For the entries that follow, give the number of lines holding the string "data" and nothing more.

═════ Supplied material ═════

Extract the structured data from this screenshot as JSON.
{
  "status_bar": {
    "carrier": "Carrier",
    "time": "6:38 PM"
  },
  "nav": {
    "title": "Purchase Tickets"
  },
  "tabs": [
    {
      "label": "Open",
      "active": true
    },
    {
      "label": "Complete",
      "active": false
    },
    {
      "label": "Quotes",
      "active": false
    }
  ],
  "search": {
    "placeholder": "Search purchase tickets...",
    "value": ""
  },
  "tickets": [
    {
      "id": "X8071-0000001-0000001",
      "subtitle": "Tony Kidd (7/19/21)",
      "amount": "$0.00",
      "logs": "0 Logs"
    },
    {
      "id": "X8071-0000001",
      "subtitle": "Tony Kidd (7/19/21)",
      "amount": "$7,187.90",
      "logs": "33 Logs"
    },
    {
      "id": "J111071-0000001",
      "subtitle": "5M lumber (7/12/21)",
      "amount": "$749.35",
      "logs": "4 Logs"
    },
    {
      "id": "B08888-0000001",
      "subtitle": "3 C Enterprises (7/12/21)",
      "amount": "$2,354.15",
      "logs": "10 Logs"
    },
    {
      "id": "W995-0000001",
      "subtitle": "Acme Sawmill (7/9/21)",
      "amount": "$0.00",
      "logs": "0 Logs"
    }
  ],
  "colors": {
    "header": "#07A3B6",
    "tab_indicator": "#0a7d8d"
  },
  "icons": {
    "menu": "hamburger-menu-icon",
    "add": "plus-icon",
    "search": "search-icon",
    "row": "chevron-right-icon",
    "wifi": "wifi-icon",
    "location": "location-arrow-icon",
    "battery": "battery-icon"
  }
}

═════
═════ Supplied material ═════

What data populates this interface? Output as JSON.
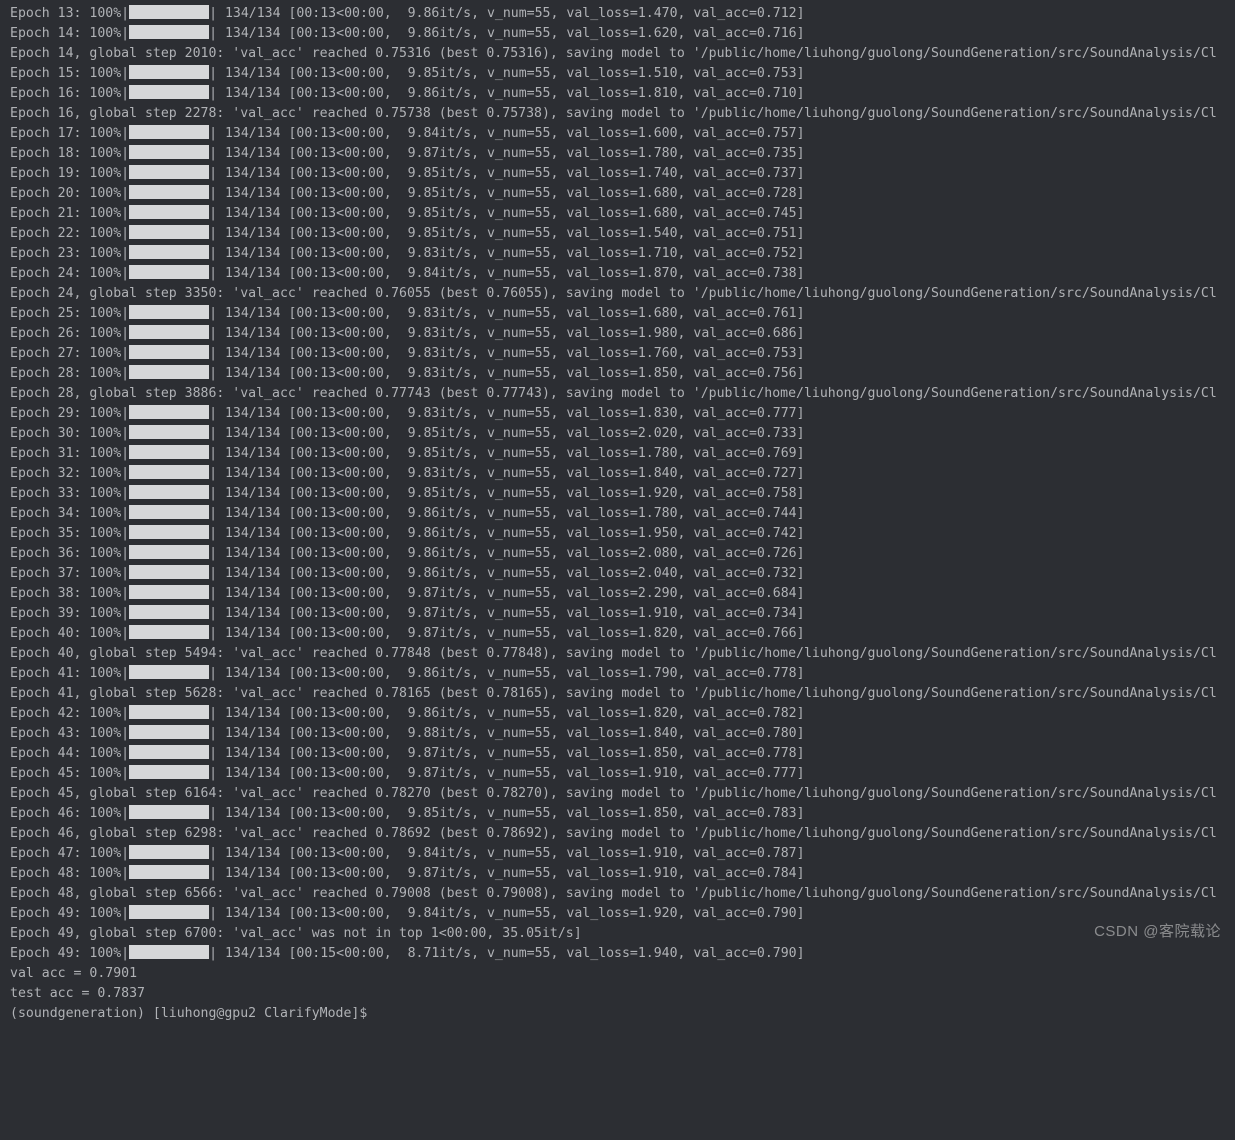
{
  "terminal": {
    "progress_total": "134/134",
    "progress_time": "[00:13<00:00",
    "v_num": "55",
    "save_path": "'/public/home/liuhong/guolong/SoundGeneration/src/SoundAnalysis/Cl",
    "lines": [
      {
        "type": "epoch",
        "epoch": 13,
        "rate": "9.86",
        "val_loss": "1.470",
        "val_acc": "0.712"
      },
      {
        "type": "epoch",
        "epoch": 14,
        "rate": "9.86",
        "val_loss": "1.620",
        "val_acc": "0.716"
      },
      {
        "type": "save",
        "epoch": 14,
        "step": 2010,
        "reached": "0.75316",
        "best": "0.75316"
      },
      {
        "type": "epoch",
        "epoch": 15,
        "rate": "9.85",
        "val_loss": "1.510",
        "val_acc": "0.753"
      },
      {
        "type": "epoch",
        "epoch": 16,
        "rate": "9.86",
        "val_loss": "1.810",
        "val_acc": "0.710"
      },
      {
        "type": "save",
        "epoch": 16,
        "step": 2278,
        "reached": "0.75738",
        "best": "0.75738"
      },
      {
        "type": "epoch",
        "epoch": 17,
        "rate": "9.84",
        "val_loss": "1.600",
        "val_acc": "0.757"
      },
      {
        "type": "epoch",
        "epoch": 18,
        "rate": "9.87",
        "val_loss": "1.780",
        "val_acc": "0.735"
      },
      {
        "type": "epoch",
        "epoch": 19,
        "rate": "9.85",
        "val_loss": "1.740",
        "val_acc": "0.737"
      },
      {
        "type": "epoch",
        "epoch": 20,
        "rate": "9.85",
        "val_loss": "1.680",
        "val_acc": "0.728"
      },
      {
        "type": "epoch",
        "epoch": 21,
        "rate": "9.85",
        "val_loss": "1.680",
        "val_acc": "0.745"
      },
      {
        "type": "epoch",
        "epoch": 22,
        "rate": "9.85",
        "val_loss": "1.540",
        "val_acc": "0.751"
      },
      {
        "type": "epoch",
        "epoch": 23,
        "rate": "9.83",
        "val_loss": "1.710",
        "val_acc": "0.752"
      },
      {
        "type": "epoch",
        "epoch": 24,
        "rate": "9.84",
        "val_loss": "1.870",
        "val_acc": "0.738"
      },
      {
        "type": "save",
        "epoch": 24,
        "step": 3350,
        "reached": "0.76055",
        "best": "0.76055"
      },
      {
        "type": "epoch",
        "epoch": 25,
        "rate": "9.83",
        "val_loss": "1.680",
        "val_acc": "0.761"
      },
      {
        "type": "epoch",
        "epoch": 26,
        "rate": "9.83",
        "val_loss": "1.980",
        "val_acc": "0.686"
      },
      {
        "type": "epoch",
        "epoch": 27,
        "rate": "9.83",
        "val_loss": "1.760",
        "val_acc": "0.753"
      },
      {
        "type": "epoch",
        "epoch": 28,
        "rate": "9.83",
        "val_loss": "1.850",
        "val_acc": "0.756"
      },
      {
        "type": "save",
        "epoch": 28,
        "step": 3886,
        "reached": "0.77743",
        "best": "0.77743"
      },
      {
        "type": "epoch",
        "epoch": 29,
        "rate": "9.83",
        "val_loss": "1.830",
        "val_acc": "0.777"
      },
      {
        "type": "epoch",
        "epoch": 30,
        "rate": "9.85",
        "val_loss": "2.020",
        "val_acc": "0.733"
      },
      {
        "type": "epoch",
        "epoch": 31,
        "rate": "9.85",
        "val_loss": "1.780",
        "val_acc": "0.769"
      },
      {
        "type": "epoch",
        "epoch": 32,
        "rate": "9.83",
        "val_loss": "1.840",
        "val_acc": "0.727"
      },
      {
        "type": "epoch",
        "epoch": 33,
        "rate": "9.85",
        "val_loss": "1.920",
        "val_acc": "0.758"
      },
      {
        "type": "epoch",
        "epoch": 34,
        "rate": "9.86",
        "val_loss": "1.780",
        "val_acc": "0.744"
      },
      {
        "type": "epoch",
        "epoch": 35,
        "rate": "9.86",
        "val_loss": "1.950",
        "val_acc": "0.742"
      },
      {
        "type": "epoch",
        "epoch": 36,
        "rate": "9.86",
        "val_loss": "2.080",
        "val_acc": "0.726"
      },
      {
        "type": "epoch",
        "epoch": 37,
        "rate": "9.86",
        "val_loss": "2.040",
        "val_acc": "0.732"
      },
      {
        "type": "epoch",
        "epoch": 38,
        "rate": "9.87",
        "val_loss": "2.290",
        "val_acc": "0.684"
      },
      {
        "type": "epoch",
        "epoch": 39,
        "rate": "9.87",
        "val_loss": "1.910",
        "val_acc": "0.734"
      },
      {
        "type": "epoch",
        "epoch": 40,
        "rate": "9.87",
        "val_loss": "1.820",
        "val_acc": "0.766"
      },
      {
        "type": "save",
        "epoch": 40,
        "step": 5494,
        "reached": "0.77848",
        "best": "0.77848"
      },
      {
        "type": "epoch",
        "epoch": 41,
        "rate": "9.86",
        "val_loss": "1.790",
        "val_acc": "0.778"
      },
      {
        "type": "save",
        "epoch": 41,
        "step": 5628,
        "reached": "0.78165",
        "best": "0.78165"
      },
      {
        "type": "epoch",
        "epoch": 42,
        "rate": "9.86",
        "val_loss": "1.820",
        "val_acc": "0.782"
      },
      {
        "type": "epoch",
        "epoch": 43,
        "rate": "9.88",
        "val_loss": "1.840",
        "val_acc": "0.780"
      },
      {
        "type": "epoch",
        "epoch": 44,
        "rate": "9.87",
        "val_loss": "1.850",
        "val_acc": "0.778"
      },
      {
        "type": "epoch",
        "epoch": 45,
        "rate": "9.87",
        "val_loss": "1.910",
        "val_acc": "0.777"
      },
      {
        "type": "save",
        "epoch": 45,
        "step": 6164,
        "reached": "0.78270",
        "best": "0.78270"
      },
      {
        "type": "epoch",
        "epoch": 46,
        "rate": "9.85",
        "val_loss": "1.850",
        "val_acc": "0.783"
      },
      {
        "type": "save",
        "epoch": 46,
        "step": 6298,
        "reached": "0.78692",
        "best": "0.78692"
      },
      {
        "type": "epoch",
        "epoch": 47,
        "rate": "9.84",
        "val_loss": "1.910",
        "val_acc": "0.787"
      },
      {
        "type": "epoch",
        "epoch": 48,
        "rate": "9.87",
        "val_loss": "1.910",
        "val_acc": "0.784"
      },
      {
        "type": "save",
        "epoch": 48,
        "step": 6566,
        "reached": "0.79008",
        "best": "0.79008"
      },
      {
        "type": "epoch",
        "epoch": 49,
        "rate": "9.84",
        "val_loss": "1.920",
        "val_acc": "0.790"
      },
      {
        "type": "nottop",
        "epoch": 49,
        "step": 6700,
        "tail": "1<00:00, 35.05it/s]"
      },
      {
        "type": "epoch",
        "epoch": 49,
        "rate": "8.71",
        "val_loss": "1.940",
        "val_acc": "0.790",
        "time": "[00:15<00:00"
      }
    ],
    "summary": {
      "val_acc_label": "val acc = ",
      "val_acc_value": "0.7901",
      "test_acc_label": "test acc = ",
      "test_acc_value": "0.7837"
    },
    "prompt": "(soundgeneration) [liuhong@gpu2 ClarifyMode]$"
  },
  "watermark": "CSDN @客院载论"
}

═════
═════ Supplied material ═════

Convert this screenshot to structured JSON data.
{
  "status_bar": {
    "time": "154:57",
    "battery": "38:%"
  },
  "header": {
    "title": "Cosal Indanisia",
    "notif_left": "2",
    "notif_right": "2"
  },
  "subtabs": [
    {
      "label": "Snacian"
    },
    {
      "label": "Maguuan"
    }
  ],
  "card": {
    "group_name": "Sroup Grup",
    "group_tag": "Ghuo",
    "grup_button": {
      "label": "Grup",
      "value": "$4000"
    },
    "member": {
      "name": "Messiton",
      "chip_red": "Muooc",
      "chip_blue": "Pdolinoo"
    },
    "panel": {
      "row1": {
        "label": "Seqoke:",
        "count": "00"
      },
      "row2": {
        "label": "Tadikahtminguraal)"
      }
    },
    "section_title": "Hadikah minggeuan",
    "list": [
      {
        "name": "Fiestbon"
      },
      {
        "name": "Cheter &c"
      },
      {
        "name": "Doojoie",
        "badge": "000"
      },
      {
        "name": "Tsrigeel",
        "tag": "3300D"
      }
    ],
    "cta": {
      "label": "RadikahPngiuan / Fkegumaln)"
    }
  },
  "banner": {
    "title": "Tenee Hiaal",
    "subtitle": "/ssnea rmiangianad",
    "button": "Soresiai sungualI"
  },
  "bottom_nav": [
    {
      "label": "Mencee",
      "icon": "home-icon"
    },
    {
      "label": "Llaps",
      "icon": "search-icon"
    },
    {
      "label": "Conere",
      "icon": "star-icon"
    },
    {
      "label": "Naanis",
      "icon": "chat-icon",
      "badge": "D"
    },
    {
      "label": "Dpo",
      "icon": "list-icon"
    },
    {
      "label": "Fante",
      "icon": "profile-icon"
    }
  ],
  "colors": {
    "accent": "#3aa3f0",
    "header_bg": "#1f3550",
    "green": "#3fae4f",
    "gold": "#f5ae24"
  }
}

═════

-- Output for this exercise --
3